SWJ blogger Chris Davis argues that the financial burden of the Global War on Terror has disproportionately fallen on America’s middle class.  Davis asserts that since 2001, the war on terror has cost as much as $8 trillion, which equates to $70,000 for each American household. (4/23/12)

The Pentagon estimates that it will cost $5-10 billion to transport military equipment out of Afghanistan in 2014, which is further complicated by the fact that Pakistan has closed off the two main supply routes in and out of Afghanistan.  Pakistan says that if it does ultimately reopen the supply routes (which could happen soon), it will charge the United States millions of dollars to use them.  (4/23/12)

In an op-ed published in the Washington Post, Tom Ricks argues that an all-volunteer force has made it “all too easy to go to war,” and that a return to mandatory conscription would shorten the duration of American contingency operations and force leaders to more heavily weigh the benefits and drawbacks of armed conflict.  For a more libertarian-oriented position on the draft, you can read Paul Pillar’s response to Ricks’ piece here.  (4/22/12)

Boston University professor and retired Army Colonel Andrew Bacevich explains what he sees as a lapse in the military ethic of greater responsibility with greater authority.  Bacevich cites the disturbing precedent set by the mismanagement of the Iraq conflict by Gen. Tommy Franks in 2003. Citing numerous examples of barbarism for which only the lowest ranks received punishment, Bacevich concludes there has been a fundamental break in the Army’s accountability structure for low level misconduct and he suggests a shake-up at the highest levels to keep generals on edge. (4/20/12)

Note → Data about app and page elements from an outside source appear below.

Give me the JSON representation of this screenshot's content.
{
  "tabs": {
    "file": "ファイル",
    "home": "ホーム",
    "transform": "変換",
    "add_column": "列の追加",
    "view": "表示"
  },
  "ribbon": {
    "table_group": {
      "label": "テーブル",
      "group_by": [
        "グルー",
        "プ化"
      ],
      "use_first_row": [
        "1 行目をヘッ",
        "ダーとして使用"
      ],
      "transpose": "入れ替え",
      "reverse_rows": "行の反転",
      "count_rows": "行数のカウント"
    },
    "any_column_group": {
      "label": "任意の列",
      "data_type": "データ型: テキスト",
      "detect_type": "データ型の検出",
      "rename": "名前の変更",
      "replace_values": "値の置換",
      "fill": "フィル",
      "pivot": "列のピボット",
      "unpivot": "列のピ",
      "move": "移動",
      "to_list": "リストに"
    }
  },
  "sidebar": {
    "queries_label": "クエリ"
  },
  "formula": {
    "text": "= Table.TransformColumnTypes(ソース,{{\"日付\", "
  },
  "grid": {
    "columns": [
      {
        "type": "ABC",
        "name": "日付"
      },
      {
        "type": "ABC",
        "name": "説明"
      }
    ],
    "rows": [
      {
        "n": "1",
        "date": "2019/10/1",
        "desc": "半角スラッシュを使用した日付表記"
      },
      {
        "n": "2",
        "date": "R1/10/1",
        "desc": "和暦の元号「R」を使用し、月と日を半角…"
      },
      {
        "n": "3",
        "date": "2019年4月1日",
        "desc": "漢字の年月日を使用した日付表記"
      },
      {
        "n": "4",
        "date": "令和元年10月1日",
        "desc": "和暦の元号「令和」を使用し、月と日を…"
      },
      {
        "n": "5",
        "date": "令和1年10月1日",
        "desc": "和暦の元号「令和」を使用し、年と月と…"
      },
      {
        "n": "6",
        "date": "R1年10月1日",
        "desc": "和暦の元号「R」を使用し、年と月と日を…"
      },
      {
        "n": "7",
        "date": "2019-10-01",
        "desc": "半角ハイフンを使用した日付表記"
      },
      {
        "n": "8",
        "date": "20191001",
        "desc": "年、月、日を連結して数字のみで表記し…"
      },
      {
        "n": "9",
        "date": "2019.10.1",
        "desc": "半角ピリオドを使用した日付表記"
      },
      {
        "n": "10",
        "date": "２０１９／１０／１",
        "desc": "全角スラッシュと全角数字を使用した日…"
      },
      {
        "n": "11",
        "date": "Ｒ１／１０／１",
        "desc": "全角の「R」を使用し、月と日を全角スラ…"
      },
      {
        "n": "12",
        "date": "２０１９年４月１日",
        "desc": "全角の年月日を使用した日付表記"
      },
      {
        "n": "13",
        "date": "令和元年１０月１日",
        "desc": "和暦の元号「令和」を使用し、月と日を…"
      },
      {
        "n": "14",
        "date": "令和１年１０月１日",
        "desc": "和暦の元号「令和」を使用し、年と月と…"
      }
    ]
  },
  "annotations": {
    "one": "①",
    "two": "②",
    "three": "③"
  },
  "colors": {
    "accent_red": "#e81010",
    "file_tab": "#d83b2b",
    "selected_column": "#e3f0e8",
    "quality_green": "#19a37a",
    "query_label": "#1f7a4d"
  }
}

The Will and the Wallet: Summing Up the Senate's 302(b)s
Russell Rumbaugh explains how Senate appropriators are dealing with the discretionary spending caps placed in law by the Budget Control Act.  Though the Budget Control Act set overall discretionary spending caps, House and Senate appropriators must divide the funding amongst 12 subcommittees through what are known as 302(b) allocations.  While the House budget resolution completely ignored the statutory distinction between defense and non-defense appropriations, the Senate seems to be hewing closer to the law.  (4/20/12)

In 2011, former Defense Secretary Robert Gates cancelled the Marine Corps’ Expeditionary Fighting Vehicle (EFV), an over-budget, controversial amphibious assault launch vehicle meant to replace the aging AAV-71.  Despite the program’s termination, the Marine Corps insists it must develop a replacement vehicle, prompting Philip Ewing to point out that “The Marines are in a pickle because they want to replace the EFV with something like the EFV — an amphibious APC that can speed ashore — but it can’t be so much like the EFV that it too succumbs to problems, delays and cost growth.”   (4/20/12)

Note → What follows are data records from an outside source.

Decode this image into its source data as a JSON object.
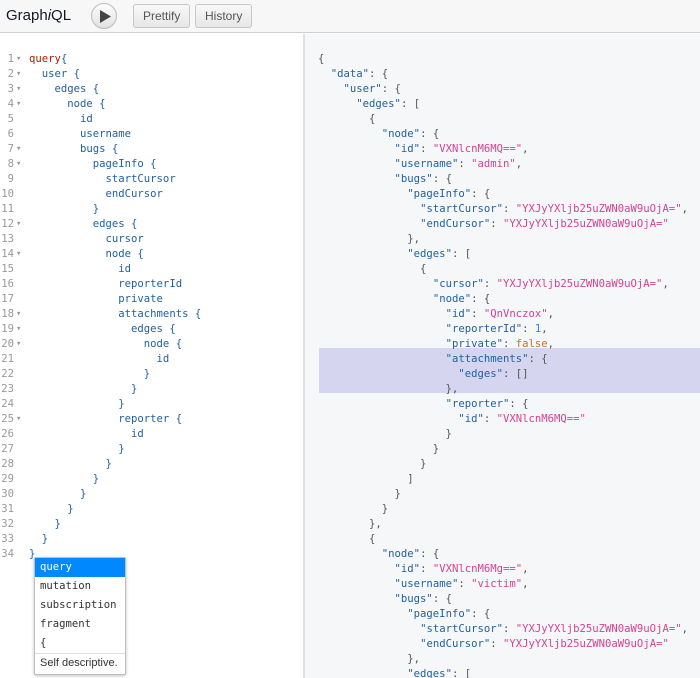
{
  "header": {
    "title_prefix": "Graph",
    "title_italic": "i",
    "title_suffix": "QL",
    "prettify_label": "Prettify",
    "history_label": "History"
  },
  "editor": {
    "lines": [
      {
        "n": "1",
        "fold": true,
        "kw": "query",
        "rest": "{"
      },
      {
        "n": "2",
        "fold": true,
        "text": "  user {"
      },
      {
        "n": "3",
        "fold": true,
        "text": "    edges {"
      },
      {
        "n": "4",
        "fold": true,
        "text": "      node {"
      },
      {
        "n": "5",
        "fold": false,
        "text": "        id"
      },
      {
        "n": "6",
        "fold": false,
        "text": "        username"
      },
      {
        "n": "7",
        "fold": true,
        "text": "        bugs {"
      },
      {
        "n": "8",
        "fold": true,
        "text": "          pageInfo {"
      },
      {
        "n": "9",
        "fold": false,
        "text": "            startCursor"
      },
      {
        "n": "10",
        "fold": false,
        "text": "            endCursor"
      },
      {
        "n": "11",
        "fold": false,
        "text": "          }"
      },
      {
        "n": "12",
        "fold": true,
        "text": "          edges {"
      },
      {
        "n": "13",
        "fold": false,
        "text": "            cursor"
      },
      {
        "n": "14",
        "fold": true,
        "text": "            node {"
      },
      {
        "n": "15",
        "fold": false,
        "text": "              id"
      },
      {
        "n": "16",
        "fold": false,
        "text": "              reporterId"
      },
      {
        "n": "17",
        "fold": false,
        "text": "              private"
      },
      {
        "n": "18",
        "fold": true,
        "text": "              attachments {"
      },
      {
        "n": "19",
        "fold": true,
        "text": "                edges {"
      },
      {
        "n": "20",
        "fold": true,
        "text": "                  node {"
      },
      {
        "n": "21",
        "fold": false,
        "text": "                    id"
      },
      {
        "n": "22",
        "fold": false,
        "text": "                  }"
      },
      {
        "n": "23",
        "fold": false,
        "text": "                }"
      },
      {
        "n": "24",
        "fold": false,
        "text": "              }"
      },
      {
        "n": "25",
        "fold": true,
        "text": "              reporter {"
      },
      {
        "n": "26",
        "fold": false,
        "text": "                id"
      },
      {
        "n": "27",
        "fold": false,
        "text": "              }"
      },
      {
        "n": "28",
        "fold": false,
        "text": "            }"
      },
      {
        "n": "29",
        "fold": false,
        "text": "          }"
      },
      {
        "n": "30",
        "fold": false,
        "text": "        }"
      },
      {
        "n": "31",
        "fold": false,
        "text": "      }"
      },
      {
        "n": "32",
        "fold": false,
        "text": "    }"
      },
      {
        "n": "33",
        "fold": false,
        "text": "  }"
      },
      {
        "n": "34",
        "fold": false,
        "text": "}"
      }
    ]
  },
  "result": {
    "lines": [
      [
        {
          "t": "p",
          "v": "{"
        }
      ],
      [
        {
          "t": "p",
          "v": "  "
        },
        {
          "t": "k",
          "v": "\"data\""
        },
        {
          "t": "p",
          "v": ": {"
        }
      ],
      [
        {
          "t": "p",
          "v": "    "
        },
        {
          "t": "k",
          "v": "\"user\""
        },
        {
          "t": "p",
          "v": ": {"
        }
      ],
      [
        {
          "t": "p",
          "v": "      "
        },
        {
          "t": "k",
          "v": "\"edges\""
        },
        {
          "t": "p",
          "v": ": ["
        }
      ],
      [
        {
          "t": "p",
          "v": "        {"
        }
      ],
      [
        {
          "t": "p",
          "v": "          "
        },
        {
          "t": "k",
          "v": "\"node\""
        },
        {
          "t": "p",
          "v": ": {"
        }
      ],
      [
        {
          "t": "p",
          "v": "            "
        },
        {
          "t": "k",
          "v": "\"id\""
        },
        {
          "t": "p",
          "v": ": "
        },
        {
          "t": "s",
          "v": "\"VXNlcnM6MQ==\""
        },
        {
          "t": "p",
          "v": ","
        }
      ],
      [
        {
          "t": "p",
          "v": "            "
        },
        {
          "t": "k",
          "v": "\"username\""
        },
        {
          "t": "p",
          "v": ": "
        },
        {
          "t": "s",
          "v": "\"admin\""
        },
        {
          "t": "p",
          "v": ","
        }
      ],
      [
        {
          "t": "p",
          "v": "            "
        },
        {
          "t": "k",
          "v": "\"bugs\""
        },
        {
          "t": "p",
          "v": ": {"
        }
      ],
      [
        {
          "t": "p",
          "v": "              "
        },
        {
          "t": "k",
          "v": "\"pageInfo\""
        },
        {
          "t": "p",
          "v": ": {"
        }
      ],
      [
        {
          "t": "p",
          "v": "                "
        },
        {
          "t": "k",
          "v": "\"startCursor\""
        },
        {
          "t": "p",
          "v": ": "
        },
        {
          "t": "s",
          "v": "\"YXJyYXljb25uZWN0aW9uOjA=\""
        },
        {
          "t": "p",
          "v": ","
        }
      ],
      [
        {
          "t": "p",
          "v": "                "
        },
        {
          "t": "k",
          "v": "\"endCursor\""
        },
        {
          "t": "p",
          "v": ": "
        },
        {
          "t": "s",
          "v": "\"YXJyYXljb25uZWN0aW9uOjA=\""
        }
      ],
      [
        {
          "t": "p",
          "v": "              },"
        }
      ],
      [
        {
          "t": "p",
          "v": "              "
        },
        {
          "t": "k",
          "v": "\"edges\""
        },
        {
          "t": "p",
          "v": ": ["
        }
      ],
      [
        {
          "t": "p",
          "v": "                {"
        }
      ],
      [
        {
          "t": "p",
          "v": "                  "
        },
        {
          "t": "k",
          "v": "\"cursor\""
        },
        {
          "t": "p",
          "v": ": "
        },
        {
          "t": "s",
          "v": "\"YXJyYXljb25uZWN0aW9uOjA=\""
        },
        {
          "t": "p",
          "v": ","
        }
      ],
      [
        {
          "t": "p",
          "v": "                  "
        },
        {
          "t": "k",
          "v": "\"node\""
        },
        {
          "t": "p",
          "v": ": {"
        }
      ],
      [
        {
          "t": "p",
          "v": "                    "
        },
        {
          "t": "k",
          "v": "\"id\""
        },
        {
          "t": "p",
          "v": ": "
        },
        {
          "t": "s",
          "v": "\"QnVnczox\""
        },
        {
          "t": "p",
          "v": ","
        }
      ],
      [
        {
          "t": "p",
          "v": "                    "
        },
        {
          "t": "k",
          "v": "\"reporterId\""
        },
        {
          "t": "p",
          "v": ": "
        },
        {
          "t": "n",
          "v": "1"
        },
        {
          "t": "p",
          "v": ","
        }
      ],
      [
        {
          "t": "p",
          "v": "                    "
        },
        {
          "t": "k",
          "v": "\"private\""
        },
        {
          "t": "p",
          "v": ": "
        },
        {
          "t": "b",
          "v": "false"
        },
        {
          "t": "p",
          "v": ","
        }
      ],
      [
        {
          "t": "p",
          "v": "                    "
        },
        {
          "t": "k",
          "v": "\"attachments\""
        },
        {
          "t": "p",
          "v": ": {"
        }
      ],
      [
        {
          "t": "p",
          "v": "                      "
        },
        {
          "t": "k",
          "v": "\"edges\""
        },
        {
          "t": "p",
          "v": ": []"
        }
      ],
      [
        {
          "t": "p",
          "v": "                    },"
        }
      ],
      [
        {
          "t": "p",
          "v": "                    "
        },
        {
          "t": "k",
          "v": "\"reporter\""
        },
        {
          "t": "p",
          "v": ": {"
        }
      ],
      [
        {
          "t": "p",
          "v": "                      "
        },
        {
          "t": "k",
          "v": "\"id\""
        },
        {
          "t": "p",
          "v": ": "
        },
        {
          "t": "s",
          "v": "\"VXNlcnM6MQ==\""
        }
      ],
      [
        {
          "t": "p",
          "v": "                    }"
        }
      ],
      [
        {
          "t": "p",
          "v": "                  }"
        }
      ],
      [
        {
          "t": "p",
          "v": "                }"
        }
      ],
      [
        {
          "t": "p",
          "v": "              ]"
        }
      ],
      [
        {
          "t": "p",
          "v": "            }"
        }
      ],
      [
        {
          "t": "p",
          "v": "          }"
        }
      ],
      [
        {
          "t": "p",
          "v": "        },"
        }
      ],
      [
        {
          "t": "p",
          "v": "        {"
        }
      ],
      [
        {
          "t": "p",
          "v": "          "
        },
        {
          "t": "k",
          "v": "\"node\""
        },
        {
          "t": "p",
          "v": ": {"
        }
      ],
      [
        {
          "t": "p",
          "v": "            "
        },
        {
          "t": "k",
          "v": "\"id\""
        },
        {
          "t": "p",
          "v": ": "
        },
        {
          "t": "s",
          "v": "\"VXNlcnM6Mg==\""
        },
        {
          "t": "p",
          "v": ","
        }
      ],
      [
        {
          "t": "p",
          "v": "            "
        },
        {
          "t": "k",
          "v": "\"username\""
        },
        {
          "t": "p",
          "v": ": "
        },
        {
          "t": "s",
          "v": "\"victim\""
        },
        {
          "t": "p",
          "v": ","
        }
      ],
      [
        {
          "t": "p",
          "v": "            "
        },
        {
          "t": "k",
          "v": "\"bugs\""
        },
        {
          "t": "p",
          "v": ": {"
        }
      ],
      [
        {
          "t": "p",
          "v": "              "
        },
        {
          "t": "k",
          "v": "\"pageInfo\""
        },
        {
          "t": "p",
          "v": ": {"
        }
      ],
      [
        {
          "t": "p",
          "v": "                "
        },
        {
          "t": "k",
          "v": "\"startCursor\""
        },
        {
          "t": "p",
          "v": ": "
        },
        {
          "t": "s",
          "v": "\"YXJyYXljb25uZWN0aW9uOjA=\""
        },
        {
          "t": "p",
          "v": ","
        }
      ],
      [
        {
          "t": "p",
          "v": "                "
        },
        {
          "t": "k",
          "v": "\"endCursor\""
        },
        {
          "t": "p",
          "v": ": "
        },
        {
          "t": "s",
          "v": "\"YXJyYXljb25uZWN0aW9uOjA=\""
        }
      ],
      [
        {
          "t": "p",
          "v": "              },"
        }
      ],
      [
        {
          "t": "p",
          "v": "              "
        },
        {
          "t": "k",
          "v": "\"edges\""
        },
        {
          "t": "p",
          "v": ": ["
        }
      ]
    ]
  },
  "autocomplete": {
    "items": [
      "query",
      "mutation",
      "subscription",
      "fragment",
      "{"
    ],
    "selected": "query",
    "description": "Self descriptive."
  }
}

Christopher Preble analyzes Gov. Mitt Romney’s foreign policy and national security positions and finds that they’re woefully out of touch with the American public.  Romney supports extending the U.S. war in Afghanistan (even though public support for the war is plummeting) and wants to vastly increase defense spending even though he has not outlined a plan to pay for a Pentagon budget that is four percent of GDP.  (4/19/12)

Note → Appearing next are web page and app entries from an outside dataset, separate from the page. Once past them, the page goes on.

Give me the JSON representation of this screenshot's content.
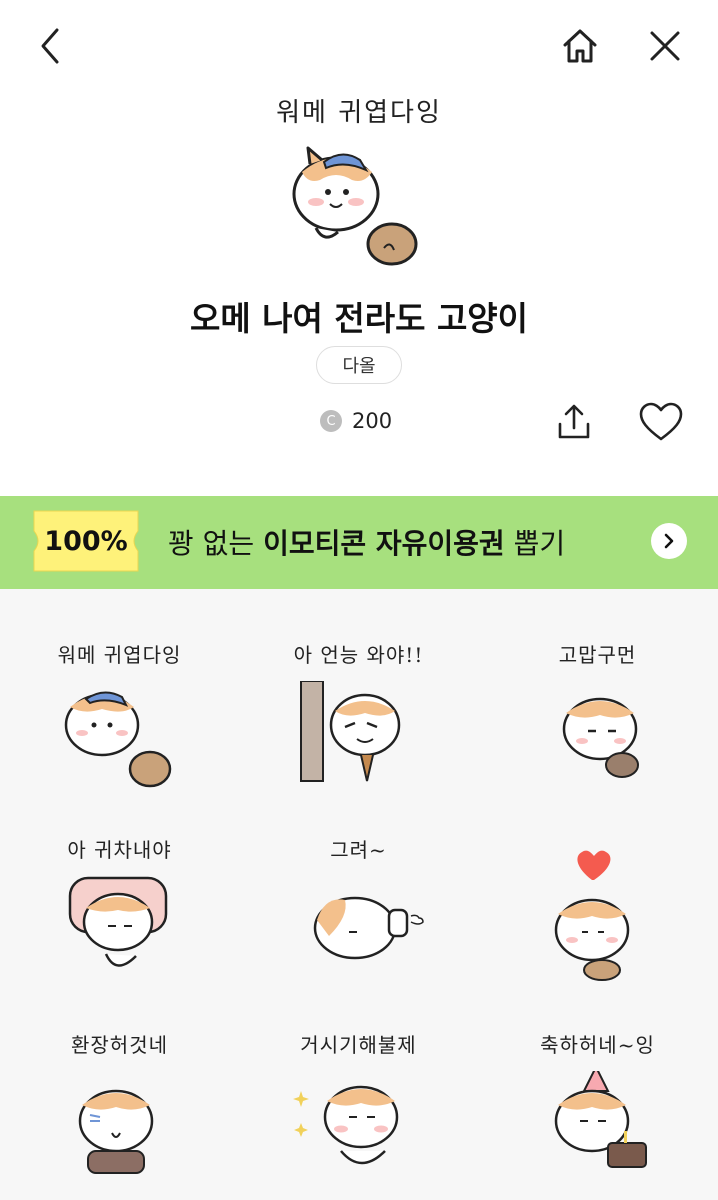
{
  "header": {
    "back_icon": "chevron-left-icon",
    "home_icon": "home-icon",
    "close_icon": "close-icon"
  },
  "hero": {
    "caption": "워메 귀엽다잉",
    "title": "오메 나여 전라도 고양이",
    "author": "다올",
    "price_icon": "coin-icon",
    "price_coin_letter": "C",
    "price": "200",
    "share_icon": "share-icon",
    "like_icon": "heart-icon"
  },
  "banner": {
    "ticket_label": "100%",
    "text_prefix": "꽝 없는 ",
    "text_bold": "이모티콘 자유이용권",
    "text_suffix": " 뽑기",
    "arrow_icon": "chevron-right-icon",
    "colors": {
      "background": "#a7e07e",
      "ticket": "#fef27a"
    }
  },
  "stickers": [
    {
      "label": "워메 귀엽다잉",
      "art": "cat-with-hat-and-bag"
    },
    {
      "label": "아 언능 와야!!",
      "art": "cat-at-door"
    },
    {
      "label": "고맙구먼",
      "art": "cat-bowing"
    },
    {
      "label": "아 귀차내야",
      "art": "cat-in-bed"
    },
    {
      "label": "그려~",
      "art": "cat-lying-down"
    },
    {
      "label": "",
      "art": "cat-with-heart"
    },
    {
      "label": "환장허것네",
      "art": "cat-worried"
    },
    {
      "label": "거시기해불제",
      "art": "cat-sparkles"
    },
    {
      "label": "축하허네~잉",
      "art": "cat-with-cake"
    }
  ]
}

Government Accountability Office: Cybersecurity: Threats Impacting the Nation (4/24/12)

Congressional Research Service: FY2013 Defense Budget Request: Overview and Context  (4/20/12)

Congressional Research Service: Army Drawdown and Restructuring: Background and Issues for Congress   (4/20/12)

Congressional Budget Office: The Economic Impact of the President’s 2013 Budget (4/20/12)

Congressional Research Service: Iraq: Politics, Governance, and Human Rights  (4/19/12)

Congressional Budget Office: The Economic Impact of the President’s 2013 Budget  (April, 2012)

Center for Strategic and Budgetary Assessments: Changing the Game: The Promise of Directed-Energy Weapons (2012)


On May 1 at 12:30 pm, the Chairman of the Stimson Center is hosting Gen. Norton Schwartz for an informal discussion about the most relevant issues facing the United States today.  Click here to RSVP.